The mining industry in Karamoja is continuously growing with a number of international and local investors setting up mining companies.
While the investment is welcome, the fact that this activity is enabling child labour is not well publicised. Employment of a child under the age of 16 is illegal in Uganda yet in Karamoja, children as young as 10 years are often forced by various circumstances to engage in casual labour to support their families.
The prevalence of child labour has increased since the outbreak of Covid-19 which led to economic downturn and closure of schools.
In 2020, FIDA Uganda, with support from the Uganda Police Force and other stakeholders in Napak District, intercepted 150 children from Karamoja being trafficked to urban centres of Kampala, Busia, Soroti and Jinja.
Uganda has impressive legislation against child labour such as the Children Act, as amended in 2016, the Employment Act 2006, the Prevention of Trafficking in Persons Act 2009, the Education Act, 2008 and the National Child Policy 2020. Uganda has also ratified the African Charter on the Rights and Welfare of the Child, the United Nations Convention on the Rights of the Child (CRC) and the CRC Optional Protocol on the Sale of Children, Child Prostitution and Child Pornography. Nevertheless, child labour remains a challenge.
The vice affects children’s development and is a violation of a number of their basic human rights such as the right to education, health and protection from abuse and exploitation.
Children also sometimes work under unhealthy conditions and are vulnerable to commercial sexual exploitation, assault and wage discrimination.
The normalised violation of children’s rights through child labour cannot be addressed by a single independent stakeholder. It requires a collaborative effort from various stakeholders including law enforcement, policy makers, the Ministry of Gender, Labour and Social Development, development partners, CSOs and the business community.
They need to tackle the root causes of child labour which among others include poverty, lack of access to education, domestic violence, ignorance, and ill socio-cultural beliefs and practices.
There is also urgent need to prioritise initiatives that can provide all-round access to education for vulnerable children in Karamoja.
Universal Primary Education (UPE) is still too costly for many vulnerable families as they are unable to contribute towards school maintenance and supplies.
Additionally, companies and businesses also need to be held accountable in protecting children’s rights and combating child labour in their communities.
Actors within the supply-chain as well as end users should ensure that companies not only have policies on paper against child labour but that they operationalise and implement the policies.
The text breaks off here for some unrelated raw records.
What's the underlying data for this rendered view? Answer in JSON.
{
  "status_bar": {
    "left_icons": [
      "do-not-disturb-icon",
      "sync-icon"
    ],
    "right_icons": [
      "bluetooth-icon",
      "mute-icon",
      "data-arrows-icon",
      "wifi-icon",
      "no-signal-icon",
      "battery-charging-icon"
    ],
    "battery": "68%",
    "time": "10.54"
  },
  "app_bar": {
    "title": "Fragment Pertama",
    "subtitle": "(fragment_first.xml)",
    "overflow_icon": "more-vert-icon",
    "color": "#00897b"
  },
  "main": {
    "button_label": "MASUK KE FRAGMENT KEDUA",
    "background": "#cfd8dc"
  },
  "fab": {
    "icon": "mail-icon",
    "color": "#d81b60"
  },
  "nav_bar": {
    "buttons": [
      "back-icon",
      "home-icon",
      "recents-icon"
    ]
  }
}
Government should also monitor the informal sector through local government units in order to ensure compliance with policies on child labour and children’s rights.
Children over the age of 16 who engage in labour should be involved in organisational paradigms to ensure that they are not subjected to wage discrimination . With concerted, integrated and holistic approach we shall end child labour in Karamoja.
By Ms Esther Mercy Atim, legal Officer, FIDA Uganda
28th June 2021
First appeared in Daily Monitor
Let’s address the normalised child rights violations – Daily Monitor